EEOC Has Beef with McDonald’s in Arizona, New Mexico

The U.S. Equal Employment Opportunity Commission (EEOC) announced at a press conference this week that it has filed two employment discrimination lawsuits on behalf of teen workers against franchises of McDonald’s restaurant in Arizona and New Mexico.

The first suit was filed against Pand Enterprises Inc. for same-sex harassment and retaliation against a class of young men employed at McDonald’s in Albuquerque, N.M. The second suit was filed against GLC Inc., an Arizona corporation, for sexual harassment against a class of young women at its McDonald’s restaurant in Cordes Junction, Ariz.

“Employers must recognize their responsibility to assure that young workers one of the most vulnerable segments of the labor force are not harassed by supervisors or co-workers,” said Chester Bailey, EEOC’s Director of the Phoenix District Office, which has jurisdiction for Arizona, Utah and New Mexico. “These cases involve a clear failure of employers to abide by the law and respect the dignity of teen employees who are new to the workplace and may be unaware of their rights.”

The EEOC’s lawsuit, EEOC v. Pand Enterprises Inc., d/b/a McDonald’s Restaurant, Civil Action No. 05-CIV-204, filed in U.S. District Court for the District of New Mexico, claims that a class of young men were subjected to same-sex harassment by a male supervisor, including unwanted touching, requests for sex and sexual remarks.
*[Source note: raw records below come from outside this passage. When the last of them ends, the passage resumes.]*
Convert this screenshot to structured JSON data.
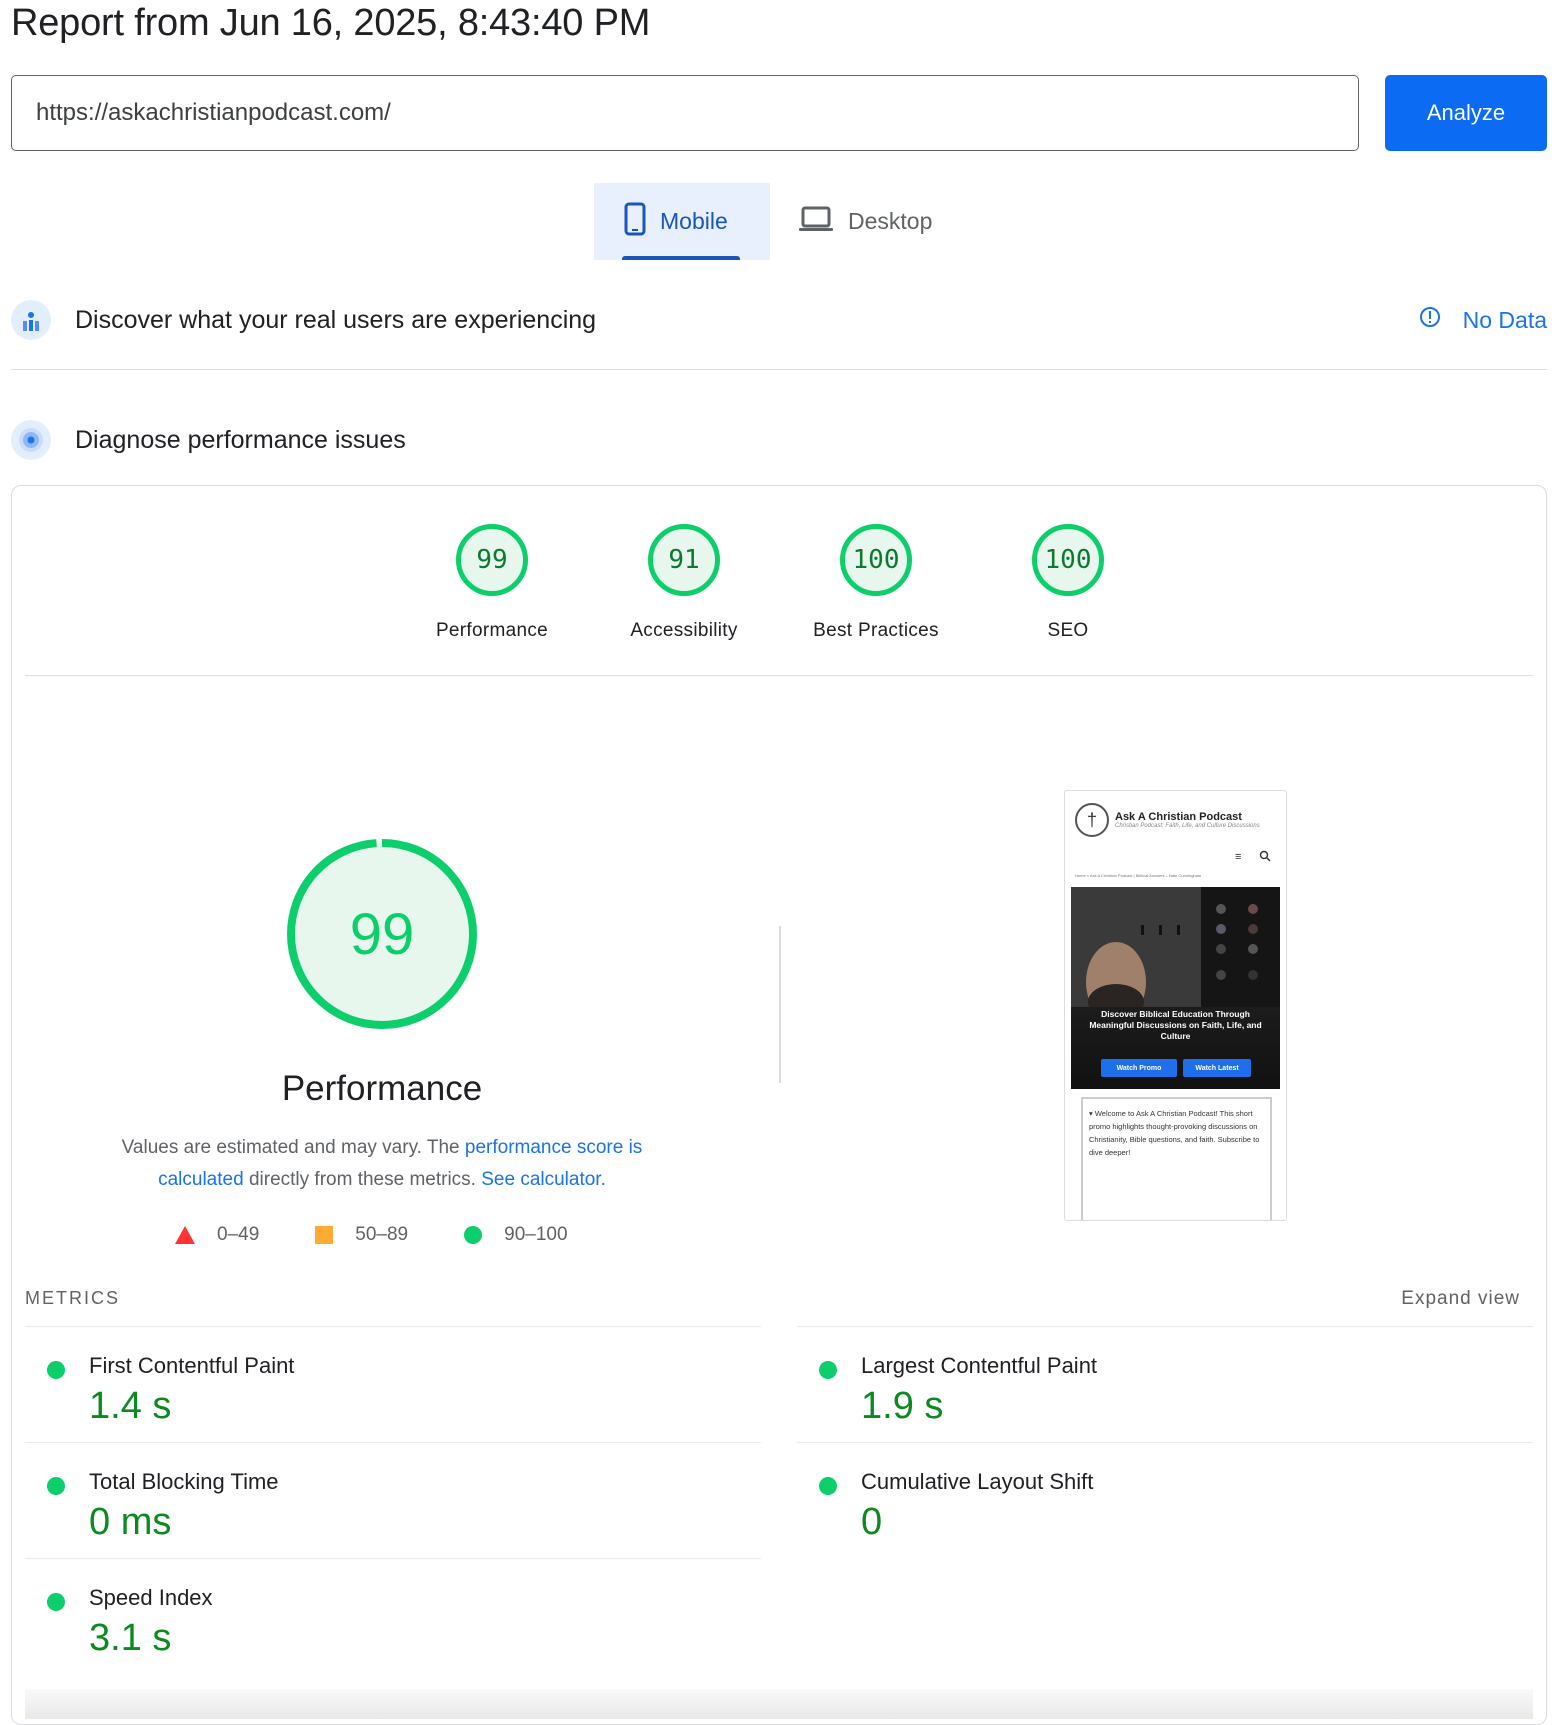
{
  "report": {
    "title": "Report from Jun 16, 2025, 8:43:40 PM"
  },
  "search": {
    "url": "https://askachristianpodcast.com/",
    "analyze_label": "Analyze"
  },
  "tabs": [
    {
      "label": "Mobile",
      "icon": "phone-icon",
      "active": true
    },
    {
      "label": "Desktop",
      "icon": "laptop-icon",
      "active": false
    }
  ],
  "field_data": {
    "heading": "Discover what your real users are experiencing",
    "status": "No Data"
  },
  "lab_data": {
    "heading": "Diagnose performance issues"
  },
  "categories": [
    {
      "score": "99",
      "label": "Performance"
    },
    {
      "score": "91",
      "label": "Accessibility"
    },
    {
      "score": "100",
      "label": "Best Practices"
    },
    {
      "score": "100",
      "label": "SEO"
    }
  ],
  "performance": {
    "score": "99",
    "score_value": 99,
    "title": "Performance",
    "desc_1": "Values are estimated and may vary. The ",
    "link_1": "performance score is calculated",
    "desc_2": " directly from these metrics. ",
    "link_2": "See calculator."
  },
  "legend": [
    {
      "shape": "triangle",
      "range": "0–49",
      "color": "#ff3333"
    },
    {
      "shape": "square",
      "range": "50–89",
      "color": "#ffaa33"
    },
    {
      "shape": "circle",
      "range": "90–100",
      "color": "#0cce6b"
    }
  ],
  "screenshot": {
    "site_title": "Ask A Christian Podcast",
    "tagline": "Christian Podcast: Faith, Life, and Culture Discussions",
    "breadcrumb": "Home » Ask A Christian Podcast | Biblical Answers – Nate Cunningham",
    "hero_text": "Discover Biblical Education Through Meaningful Discussions on Faith, Life, and Culture",
    "btn_promo": "Watch Promo",
    "btn_latest": "Watch Latest",
    "box_text": "▾ Welcome to Ask A Christian Podcast! This short promo highlights thought-provoking discussions on Christianity, Bible questions, and faith. Subscribe to dive deeper!"
  },
  "metrics": {
    "label": "METRICS",
    "expand_label": "Expand view",
    "items": [
      {
        "name": "First Contentful Paint",
        "value": "1.4 s"
      },
      {
        "name": "Largest Contentful Paint",
        "value": "1.9 s"
      },
      {
        "name": "Total Blocking Time",
        "value": "0 ms"
      },
      {
        "name": "Cumulative Layout Shift",
        "value": "0"
      },
      {
        "name": "Speed Index",
        "value": "3.1 s"
      }
    ]
  },
  "colors": {
    "accent": "#1a73e8",
    "pass": "#0cce6b",
    "pass_text": "#0b8a1f"
  }
}
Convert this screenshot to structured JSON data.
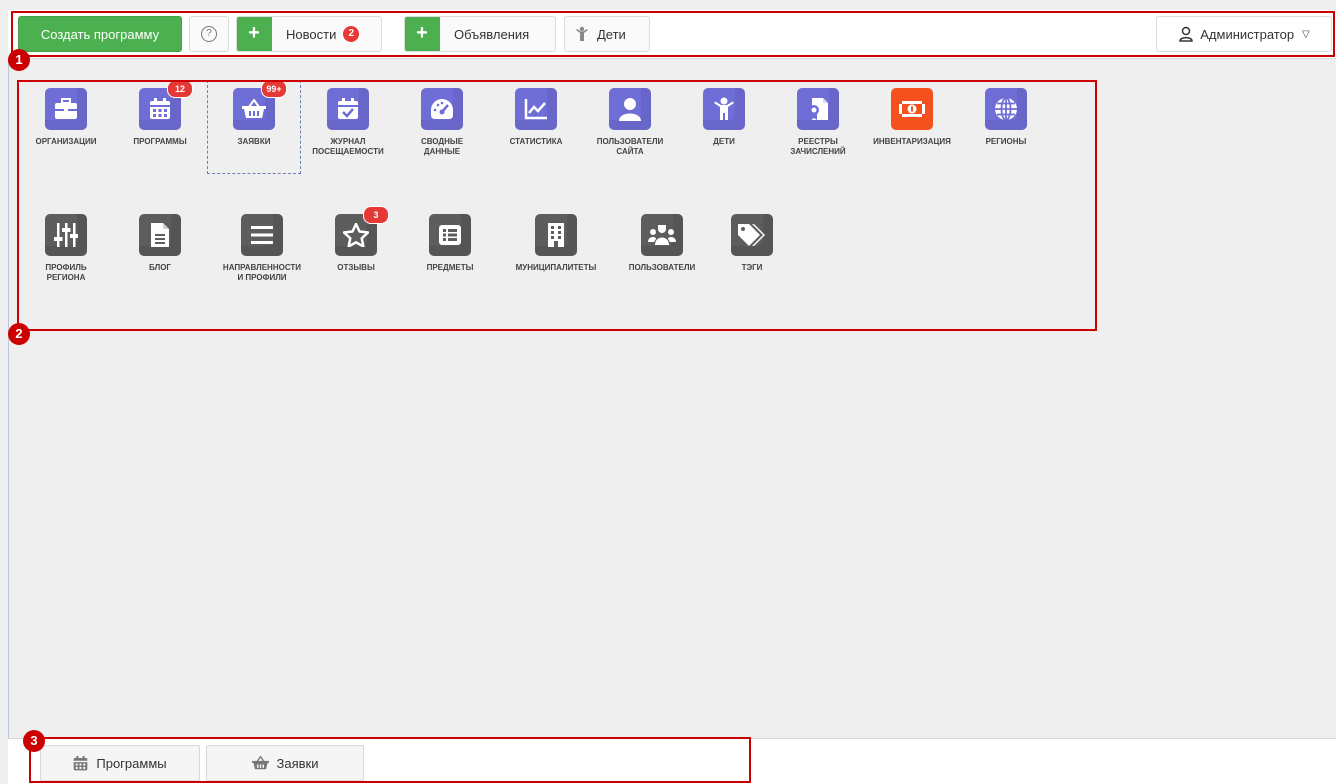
{
  "topbar": {
    "create_label": "Создать программу",
    "help_icon": "question-circle-icon",
    "news_label": "Новости",
    "news_badge": "2",
    "ads_label": "Объявления",
    "kids_label": "Дети",
    "admin_label": "Администратор"
  },
  "tiles": [
    {
      "label": "ОРГАНИЗАЦИИ",
      "icon": "briefcase-icon",
      "color": "#6f6ed6"
    },
    {
      "label": "ПРОГРАММЫ",
      "icon": "calendar-icon",
      "color": "#6f6ed6",
      "badge": "12"
    },
    {
      "label": "ЗАЯВКИ",
      "icon": "basket-icon",
      "color": "#6f6ed6",
      "badge": "99+"
    },
    {
      "label": "ЖУРНАЛ\nПОСЕЩАЕМОСТИ",
      "icon": "calendar-check-icon",
      "color": "#6f6ed6"
    },
    {
      "label": "СВОДНЫЕ\nДАННЫЕ",
      "icon": "gauge-icon",
      "color": "#6f6ed6"
    },
    {
      "label": "СТАТИСТИКА",
      "icon": "chart-line-icon",
      "color": "#6f6ed6"
    },
    {
      "label": "ПОЛЬЗОВАТЕЛИ\nСАЙТА",
      "icon": "user-icon",
      "color": "#6f6ed6"
    },
    {
      "label": "ДЕТИ",
      "icon": "child-icon",
      "color": "#6f6ed6"
    },
    {
      "label": "РЕЕСТРЫ\nЗАЧИСЛЕНИЙ",
      "icon": "certificate-icon",
      "color": "#6f6ed6"
    },
    {
      "label": "ИНВЕНТАРИЗАЦИЯ",
      "icon": "money-bill-icon",
      "color": "#f4511e"
    },
    {
      "label": "РЕГИОНЫ",
      "icon": "globe-icon",
      "color": "#6f6ed6"
    },
    {
      "label": "ПРОФИЛЬ\nРЕГИОНА",
      "icon": "sliders-icon",
      "color": "#5d5d5d"
    },
    {
      "label": "БЛОГ",
      "icon": "file-text-icon",
      "color": "#5d5d5d"
    },
    {
      "label": "НАПРАВЛЕННОСТИ\nИ ПРОФИЛИ",
      "icon": "list-lines-icon",
      "color": "#5d5d5d"
    },
    {
      "label": "ОТЗЫВЫ",
      "icon": "star-icon",
      "color": "#5d5d5d",
      "badge": "3"
    },
    {
      "label": "ПРЕДМЕТЫ",
      "icon": "list-alt-icon",
      "color": "#5d5d5d"
    },
    {
      "label": "МУНИЦИПАЛИТЕТЫ",
      "icon": "building-icon",
      "color": "#5d5d5d"
    },
    {
      "label": "ПОЛЬЗОВАТЕЛИ",
      "icon": "users-icon",
      "color": "#5d5d5d"
    },
    {
      "label": "ТЭГИ",
      "icon": "tags-icon",
      "color": "#5d5d5d"
    }
  ],
  "bottombar": {
    "tabs": [
      {
        "label": "Программы",
        "icon": "calendar-icon"
      },
      {
        "label": "Заявки",
        "icon": "basket-icon"
      }
    ]
  },
  "annotations": [
    "1",
    "2",
    "3"
  ]
}
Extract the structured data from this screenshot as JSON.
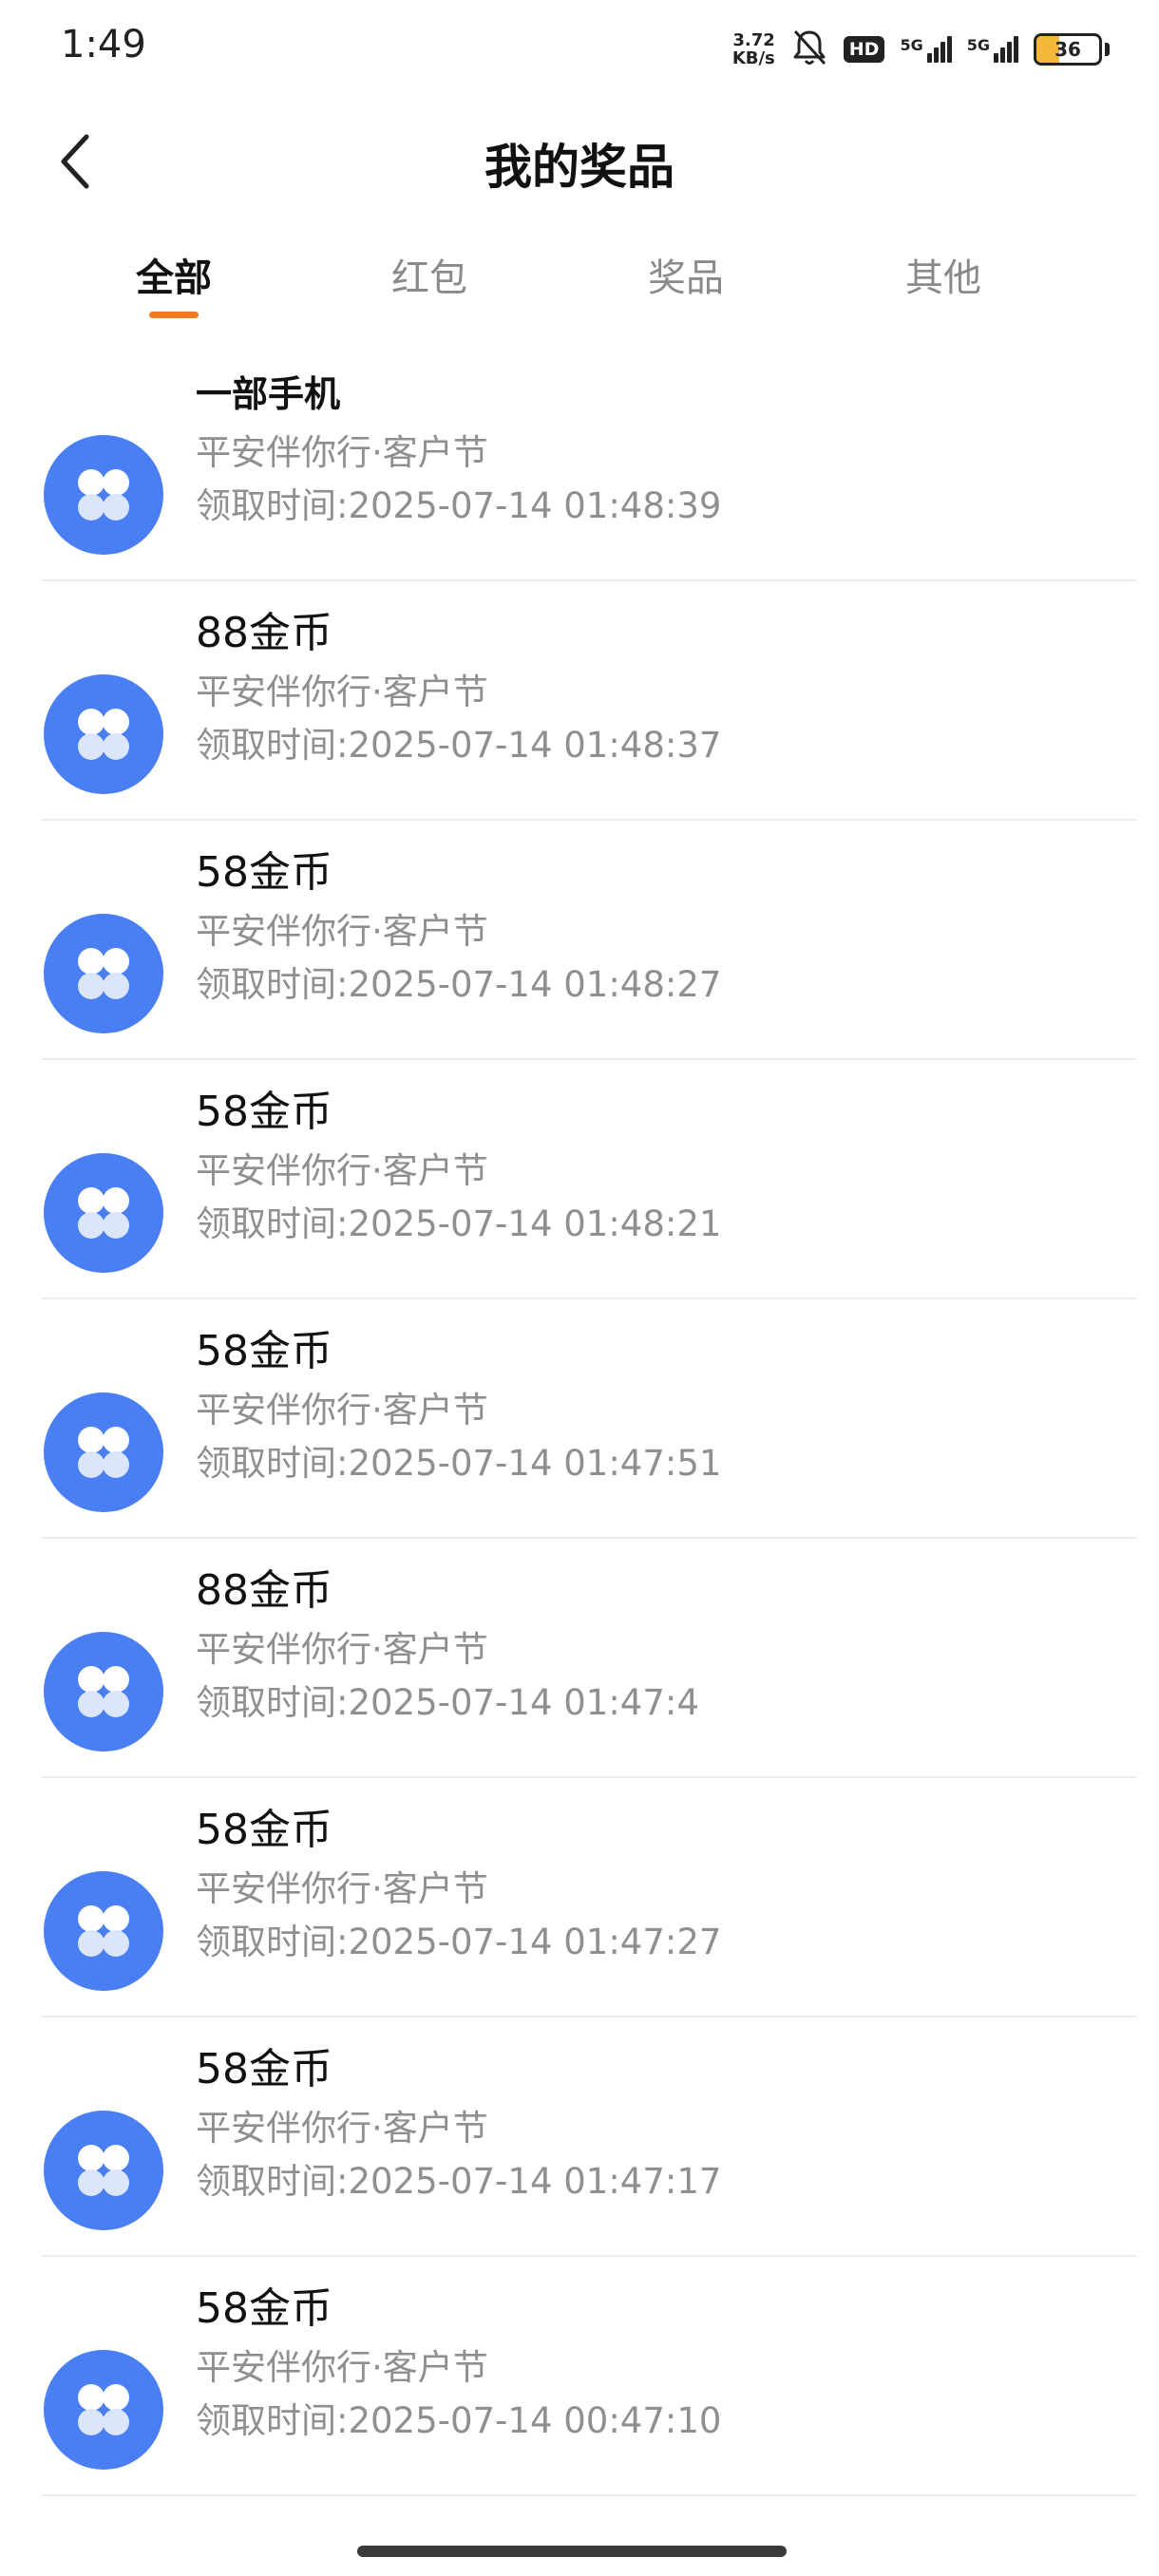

The lawsuit further claims that one young male employee’s work hours were cut in retaliation for opposing the sexual harassment.

The Arizona lawsuit, EEOC v. GLC Inc., d/b/a McDonald’s Restaurant, CIV 05-0618 PCT PGR, filed in U.S. District Court for the District of Arizona, Prescott division, claims that a class of teenage female employees were subjected to sexual harassment by a male assistant manager. EEOC asserts that the sexual harassment included, but was not limited to, touching female employees in an unwelcome sexual manner grabbing them around the waist; rubbing their stomachs; grabbing their breasts; backing them against a wall while rubbing their shoulders; putting his hands in their pockets; and rubbing up against them.

The suit says that although employees complained to management about the unlawful conduct, no appropriate action was taken to address and correct the situation. Additionally, EEOC says that one female employee’s work conditions were made so intolerable that she had no choice but to resign, and thus was constructively discharged in violation of the law.

The alleged conduct in both cases violates Title VII of the Civil Rights Act of 1964, which prohibits employment discrimination based on race, color, religion, sex (including sexual harassment or pregnancy) or national origin and protects employees who complain about such offenses from retaliation.

Mary Jo O’Neill, regional attorney at the EEOC’s Phoenix District Office, said, “Federal law protects workers, including teens, against sexual harassment and other forms of discrimination. Employers who provide after-school or weekend job opportunities for young workers have a responsibility to abide by the law and provide a work environment free of harassment. Young workers need to know they do not have to put up with any type of discrimination period in order to attain or retain gainful employment.”

The EEOC filed the suits after exhausting its conciliation efforts to reach voluntary pre-litigation settlements in both cases. The lawsuits ask the courts to order McDonald’s to provide the harassment victims with appropriate relief, including back wages, compensatory damages, and punitive damages; to grant a permanent injunction enjoining this employer from engaging in any practice that discriminates on the bases of sex and retaliation; and to order the employers to institute and carry out policies and practices which eradicate sexual harassment, and prevent sexual harassment and retaliation from occurring in the future.

EEOC Vice Chair Naomi Earp, who was in Phoenix to host the press conference, said, “Each year, millions of teens work part-time or during the summer, and EEOC is committed to working with employers to help ensure that every teen’s first work experience is a positive one. While the Commission strives to proactively prevent discrimination through education and outreach as a first resort, we will not hesitate to use our litigation tools when necessary.”

In September 2004, Earp launched the agency’s national Youth@Work Initiative to educate teens about their employment rights and responsibilities and to help employers create positive first work experiences for young adults.

As part of that effort, EEOC recently entered into a partnership with the National Restaurant Association to promote fair and inclusive workplaces for teens in the food services industry.